In these cases, Keiki paste has been speeding up the process considerably.
But I wasn’t able to produce a new growth point out of nowhere or revive a very old sleeping node either.
Would I use Keiki paste again? For sure.
It works amazingly for orchids and for other plants such as Monstera and Philodendron and I assume other aroids as well it will considerably speed up new growth points.
Where to buy Keiki Cloning Paste And What Brand to Buy
The best Keiki Paste to buy is probably the Crazy Keiki Cloning Paste from Southside Plants. The reviews are fantastic and the rating is great. You can get it directly from Amazon.
Frequently Asked Questions About Keiki Cloning Paste
Where can I buy Keiki Paste?
Your best chance of getting a Keiki Paste are either Amazon or eBay. On both platforms you will find multiple vendors selling Keiki Cloning Pastes. There are different pastes and brands available that vary slightly in terms of the ingredients they are using. Most of the cloning pastes will make use of Cytokinin and/or other plant growth hormones.
Where can I get Keiki Cloning Paste in Europe?
Very similar to the rest of the world, Amazon and eBay are your go-to sources for orchid Keiki Paste. Potentially some of the brands available in the US might be hard to acquire or will even be not available. Considerable shipping costs apply if you try to get a specific brand of Cloning Paste from overseas.
Can I make my own Keiki Paste?
Of course, you can. Most things can be done DIY if you know how it is done and have the motivation, resources as well as the skills and knowledge to do so.
Essentially what you will need is 1g BA/BAP in 1kg of lanolin or some kind of cream such as wrinkle cream as a substitute for lanolin.
How long is the lifespan of Keiki Cloning Paste?
Some vendors guarantee that their paste is guaranteed up to a year but some people reported back that their Keiki past was still working after a couple of years.
How much does orchid Cloning Paste cost?

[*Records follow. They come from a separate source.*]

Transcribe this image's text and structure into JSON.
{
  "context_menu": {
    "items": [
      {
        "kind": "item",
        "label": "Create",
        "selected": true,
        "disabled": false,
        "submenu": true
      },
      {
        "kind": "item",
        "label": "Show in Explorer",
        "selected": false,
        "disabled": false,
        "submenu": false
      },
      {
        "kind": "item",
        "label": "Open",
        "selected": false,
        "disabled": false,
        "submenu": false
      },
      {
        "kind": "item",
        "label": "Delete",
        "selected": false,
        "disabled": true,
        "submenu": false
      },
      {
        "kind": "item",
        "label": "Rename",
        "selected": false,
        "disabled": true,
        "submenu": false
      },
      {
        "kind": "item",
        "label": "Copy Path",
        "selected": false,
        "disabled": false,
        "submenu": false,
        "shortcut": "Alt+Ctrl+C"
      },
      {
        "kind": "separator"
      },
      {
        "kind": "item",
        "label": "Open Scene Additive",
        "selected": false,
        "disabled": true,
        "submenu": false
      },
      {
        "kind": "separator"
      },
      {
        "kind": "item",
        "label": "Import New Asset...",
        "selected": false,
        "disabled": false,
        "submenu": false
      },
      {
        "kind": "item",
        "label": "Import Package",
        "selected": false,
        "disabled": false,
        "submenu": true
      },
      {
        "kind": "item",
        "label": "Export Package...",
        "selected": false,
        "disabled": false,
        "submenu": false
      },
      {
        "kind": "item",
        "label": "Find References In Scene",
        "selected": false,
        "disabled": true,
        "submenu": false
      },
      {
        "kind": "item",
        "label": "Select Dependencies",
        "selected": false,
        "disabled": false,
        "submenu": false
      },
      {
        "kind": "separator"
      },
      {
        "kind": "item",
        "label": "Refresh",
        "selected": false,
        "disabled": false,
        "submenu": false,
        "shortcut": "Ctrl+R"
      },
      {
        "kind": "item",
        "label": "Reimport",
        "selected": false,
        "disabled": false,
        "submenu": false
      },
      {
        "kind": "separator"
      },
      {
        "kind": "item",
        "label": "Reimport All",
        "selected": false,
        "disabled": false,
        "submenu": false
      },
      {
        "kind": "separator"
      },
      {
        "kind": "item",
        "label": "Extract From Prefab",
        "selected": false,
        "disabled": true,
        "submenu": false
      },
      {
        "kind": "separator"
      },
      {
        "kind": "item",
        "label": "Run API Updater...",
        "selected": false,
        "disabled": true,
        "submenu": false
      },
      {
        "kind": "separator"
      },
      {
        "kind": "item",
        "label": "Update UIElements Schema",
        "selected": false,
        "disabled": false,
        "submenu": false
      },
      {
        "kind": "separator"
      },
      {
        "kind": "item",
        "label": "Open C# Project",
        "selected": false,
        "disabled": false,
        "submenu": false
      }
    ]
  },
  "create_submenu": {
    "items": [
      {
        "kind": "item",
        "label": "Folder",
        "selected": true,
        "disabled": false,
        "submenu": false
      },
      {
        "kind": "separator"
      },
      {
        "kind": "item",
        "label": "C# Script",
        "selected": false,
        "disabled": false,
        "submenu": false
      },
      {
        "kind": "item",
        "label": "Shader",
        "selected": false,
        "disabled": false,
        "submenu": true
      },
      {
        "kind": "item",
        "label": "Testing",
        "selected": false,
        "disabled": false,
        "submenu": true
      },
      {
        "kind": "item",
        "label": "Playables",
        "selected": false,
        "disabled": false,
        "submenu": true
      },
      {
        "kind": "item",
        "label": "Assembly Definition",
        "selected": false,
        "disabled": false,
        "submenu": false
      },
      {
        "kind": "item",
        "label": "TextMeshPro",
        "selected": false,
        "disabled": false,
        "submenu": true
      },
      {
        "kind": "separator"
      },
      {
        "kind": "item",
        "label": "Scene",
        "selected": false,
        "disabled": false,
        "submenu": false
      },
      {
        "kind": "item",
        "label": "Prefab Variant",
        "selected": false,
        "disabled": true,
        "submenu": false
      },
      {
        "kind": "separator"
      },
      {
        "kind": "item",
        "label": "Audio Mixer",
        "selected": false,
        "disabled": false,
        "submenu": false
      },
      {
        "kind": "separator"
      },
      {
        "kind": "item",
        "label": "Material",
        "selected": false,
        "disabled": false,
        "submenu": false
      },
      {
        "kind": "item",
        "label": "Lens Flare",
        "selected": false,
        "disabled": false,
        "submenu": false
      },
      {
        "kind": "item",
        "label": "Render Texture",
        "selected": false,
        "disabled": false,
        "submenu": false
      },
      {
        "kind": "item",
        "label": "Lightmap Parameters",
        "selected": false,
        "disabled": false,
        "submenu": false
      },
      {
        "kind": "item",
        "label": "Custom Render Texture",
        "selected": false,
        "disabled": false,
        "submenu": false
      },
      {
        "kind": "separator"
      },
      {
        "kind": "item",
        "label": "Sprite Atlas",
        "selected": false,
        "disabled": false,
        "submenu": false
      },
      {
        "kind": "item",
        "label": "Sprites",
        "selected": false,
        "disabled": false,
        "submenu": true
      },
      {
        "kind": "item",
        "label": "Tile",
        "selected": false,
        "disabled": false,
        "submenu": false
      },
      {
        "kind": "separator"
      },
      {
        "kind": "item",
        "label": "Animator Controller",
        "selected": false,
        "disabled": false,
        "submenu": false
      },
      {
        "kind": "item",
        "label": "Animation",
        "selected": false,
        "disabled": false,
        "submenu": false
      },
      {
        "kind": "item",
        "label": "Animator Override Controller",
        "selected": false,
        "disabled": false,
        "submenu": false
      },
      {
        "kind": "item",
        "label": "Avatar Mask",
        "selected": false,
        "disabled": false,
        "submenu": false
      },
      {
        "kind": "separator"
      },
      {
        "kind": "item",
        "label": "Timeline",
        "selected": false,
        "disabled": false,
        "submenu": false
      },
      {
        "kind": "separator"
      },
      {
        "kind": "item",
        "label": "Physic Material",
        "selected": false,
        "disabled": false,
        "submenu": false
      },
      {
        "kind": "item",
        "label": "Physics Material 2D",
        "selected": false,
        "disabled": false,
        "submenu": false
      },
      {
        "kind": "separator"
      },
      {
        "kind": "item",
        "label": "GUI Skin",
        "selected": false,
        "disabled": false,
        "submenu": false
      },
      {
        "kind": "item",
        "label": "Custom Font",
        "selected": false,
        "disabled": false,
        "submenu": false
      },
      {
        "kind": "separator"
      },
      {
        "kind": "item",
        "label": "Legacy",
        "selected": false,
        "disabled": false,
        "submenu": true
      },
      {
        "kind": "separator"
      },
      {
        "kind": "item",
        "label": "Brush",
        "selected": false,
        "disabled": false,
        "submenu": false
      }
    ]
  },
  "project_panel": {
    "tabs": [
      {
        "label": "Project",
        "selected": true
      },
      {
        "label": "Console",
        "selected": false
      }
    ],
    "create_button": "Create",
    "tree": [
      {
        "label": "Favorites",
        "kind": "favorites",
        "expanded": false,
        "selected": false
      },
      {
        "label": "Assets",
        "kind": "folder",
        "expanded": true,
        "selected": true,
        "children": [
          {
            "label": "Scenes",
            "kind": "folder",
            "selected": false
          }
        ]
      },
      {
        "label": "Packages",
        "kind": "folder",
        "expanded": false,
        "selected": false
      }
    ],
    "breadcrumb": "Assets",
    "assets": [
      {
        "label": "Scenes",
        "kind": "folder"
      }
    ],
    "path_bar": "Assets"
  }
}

From 5 USD to roughly 20 USD depending on brand and amount.
How long does it take for a new Keiki to appear?
It will usually take between 4-8 weeks until a Keiki appears. But it depends on many factors and there is no guarantee that any Keiki actually forms. It can very well just be a flower spike or nothing at all.
Can Keiki paste be used for other plants than orchids?
It is said that Keiki past may work for several other plants as well as one of the main ingredients Cytokinin is used in plants in general for cell division. Successful cloning attempts have been reported with Monstera, Philodendron and many more plants.
What is the success/failure rate when using Keiki Paste?
We have not applied it to enough plants to tell yet and the Cloning Paste has yet to prove any kind of success.
How do I remove the Keiki from the orchid?
Once roots emerge and are at least 1-3” or 2.6- 7.6cm long, your Keiki is ready to be removed from the mother plant.
Last update on 2022-10-03 / Affiliate links / Images from Amazon Product Advertising API
Taking care of houseplants and gardening are my greatest passions. I am transforming my apartment into an urban jungle and am growing veggies in my indoor and outdoor garden year-round.